February 14, 2008

Some Japanese grammar for thought

The following grammar constructions are equivalent to the English Expressions, “I shouldn’t have done it”, (Where done it, is replaced by some verb in plain form) or near literally as, “It wasn’t meant to be” or literally as an emphatic “didn’t verb”. Yet those translations only can approximate what is meant by the JA NAKATTA part of the grammar. In conventional Japanese grammar, a verb in plain form is emphasized by adding no desu. So that kuru no desu would mean not just I come, but I AM COMING YO! FOR SURE! That is the nuance of adding no desu to a plain form verb. The no part of the no desu is usually contracted so that in spoken Japanese, no, becomes the morpheme n. JA is the contraction of DEWA, or its own formal form. Getting a handle on this one simple substitution marks a learning phase in the acquisition of Japanese. Just remember that JA is simply DEWA. In formal polite Japanese, DEWA is used on the negative verb forms*. So instead of DEWA ARIMASEN, you would have JA ARIMASEN, and instead of DEWA NAI you would have JA NAI. For DEWA NAKATTA, you would have JA NAKATTA. Please see the JPPGG Verb Boxes. http://squidoo.com/japanesegrammar89
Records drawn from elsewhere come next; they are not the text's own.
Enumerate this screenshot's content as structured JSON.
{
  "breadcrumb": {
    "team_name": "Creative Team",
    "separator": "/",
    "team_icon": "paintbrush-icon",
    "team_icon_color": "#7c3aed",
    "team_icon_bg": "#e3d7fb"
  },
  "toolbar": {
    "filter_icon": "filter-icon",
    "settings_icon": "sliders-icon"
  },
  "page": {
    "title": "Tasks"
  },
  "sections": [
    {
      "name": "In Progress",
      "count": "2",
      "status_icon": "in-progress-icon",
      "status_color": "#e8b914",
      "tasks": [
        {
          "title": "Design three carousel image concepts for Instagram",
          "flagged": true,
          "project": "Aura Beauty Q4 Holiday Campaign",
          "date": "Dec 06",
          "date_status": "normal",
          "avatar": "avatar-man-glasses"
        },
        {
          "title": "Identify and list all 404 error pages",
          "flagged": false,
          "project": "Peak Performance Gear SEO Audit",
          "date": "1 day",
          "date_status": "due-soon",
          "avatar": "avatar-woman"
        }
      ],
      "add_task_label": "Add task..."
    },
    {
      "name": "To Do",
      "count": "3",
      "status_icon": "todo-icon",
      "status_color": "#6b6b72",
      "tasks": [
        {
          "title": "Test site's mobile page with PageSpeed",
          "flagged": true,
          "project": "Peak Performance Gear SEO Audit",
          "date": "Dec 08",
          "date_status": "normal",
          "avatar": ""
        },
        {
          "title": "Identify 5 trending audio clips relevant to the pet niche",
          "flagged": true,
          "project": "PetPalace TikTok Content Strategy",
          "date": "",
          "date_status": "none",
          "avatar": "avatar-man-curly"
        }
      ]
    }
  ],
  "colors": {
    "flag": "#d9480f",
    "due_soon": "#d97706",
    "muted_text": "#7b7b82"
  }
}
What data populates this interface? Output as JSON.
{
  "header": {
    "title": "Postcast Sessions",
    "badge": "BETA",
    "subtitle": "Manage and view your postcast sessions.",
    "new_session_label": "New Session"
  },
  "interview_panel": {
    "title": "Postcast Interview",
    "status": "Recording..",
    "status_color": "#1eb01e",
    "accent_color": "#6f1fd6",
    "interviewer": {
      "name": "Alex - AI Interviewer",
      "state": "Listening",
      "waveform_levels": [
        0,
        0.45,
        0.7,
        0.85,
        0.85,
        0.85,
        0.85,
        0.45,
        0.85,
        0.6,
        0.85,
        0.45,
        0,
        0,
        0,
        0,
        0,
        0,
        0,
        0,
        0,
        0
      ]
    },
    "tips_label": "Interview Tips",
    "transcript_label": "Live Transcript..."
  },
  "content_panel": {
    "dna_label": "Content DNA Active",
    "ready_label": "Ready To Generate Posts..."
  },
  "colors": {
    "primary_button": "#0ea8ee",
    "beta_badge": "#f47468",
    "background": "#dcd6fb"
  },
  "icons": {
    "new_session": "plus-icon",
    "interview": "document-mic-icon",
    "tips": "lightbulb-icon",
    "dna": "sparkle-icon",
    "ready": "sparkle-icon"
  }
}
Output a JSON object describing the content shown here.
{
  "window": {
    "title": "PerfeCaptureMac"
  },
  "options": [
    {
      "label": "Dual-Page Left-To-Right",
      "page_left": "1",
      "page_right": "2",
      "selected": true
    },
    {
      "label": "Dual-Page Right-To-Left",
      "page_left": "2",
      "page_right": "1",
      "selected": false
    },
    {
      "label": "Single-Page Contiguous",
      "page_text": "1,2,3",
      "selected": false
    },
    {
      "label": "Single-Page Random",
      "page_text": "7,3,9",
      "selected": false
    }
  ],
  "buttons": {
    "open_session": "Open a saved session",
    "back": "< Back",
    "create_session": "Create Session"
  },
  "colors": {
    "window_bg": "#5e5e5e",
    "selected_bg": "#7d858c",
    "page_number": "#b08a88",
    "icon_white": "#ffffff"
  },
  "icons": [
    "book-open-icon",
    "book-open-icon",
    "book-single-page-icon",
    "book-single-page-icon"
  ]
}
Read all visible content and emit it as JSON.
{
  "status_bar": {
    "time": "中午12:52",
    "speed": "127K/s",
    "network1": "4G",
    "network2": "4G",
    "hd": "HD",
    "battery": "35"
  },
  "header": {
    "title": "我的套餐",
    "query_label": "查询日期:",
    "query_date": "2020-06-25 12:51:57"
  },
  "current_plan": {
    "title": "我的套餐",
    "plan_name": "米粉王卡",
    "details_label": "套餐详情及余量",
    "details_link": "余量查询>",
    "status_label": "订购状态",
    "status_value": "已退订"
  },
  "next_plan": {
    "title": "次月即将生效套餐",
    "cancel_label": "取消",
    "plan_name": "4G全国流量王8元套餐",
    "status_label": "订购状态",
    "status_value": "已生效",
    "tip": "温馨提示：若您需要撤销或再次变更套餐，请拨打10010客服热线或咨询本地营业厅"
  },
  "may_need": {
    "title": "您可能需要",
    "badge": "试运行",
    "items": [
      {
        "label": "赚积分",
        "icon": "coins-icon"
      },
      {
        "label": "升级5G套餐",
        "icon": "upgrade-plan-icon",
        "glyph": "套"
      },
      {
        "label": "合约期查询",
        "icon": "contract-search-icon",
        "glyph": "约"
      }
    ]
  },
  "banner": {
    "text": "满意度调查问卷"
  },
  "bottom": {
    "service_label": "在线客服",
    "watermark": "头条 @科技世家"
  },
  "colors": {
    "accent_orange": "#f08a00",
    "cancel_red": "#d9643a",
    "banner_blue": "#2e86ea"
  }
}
A verb in base III + N’ JA NAKATTA means, ”It wasn’t the fact that” ~ verb, noun phrase.

Verb (Base III) + N’ JA NAKATTA = I sure wish I wouldn't have verb’ed, I(it) wasn't meant to verb.

Ex. 1 “TSURETE KURU N’ JA NAKATTA” – “I know one thing. . . I shouldn't have brought you! That’s for sure!”

Ex. 2 “HAIKINGU SURU N’ JA NAKATTA” – “I am not made out for hiking. I shouldn’t have come and gone hiking with you.”

Ex. 3 “SAKUBAN, SONNA NI NOMU N’ JA NAKATTA” – “I shouldn’t have drank so much, last night.”

As always,
Ganbatte Ne!
Do your best!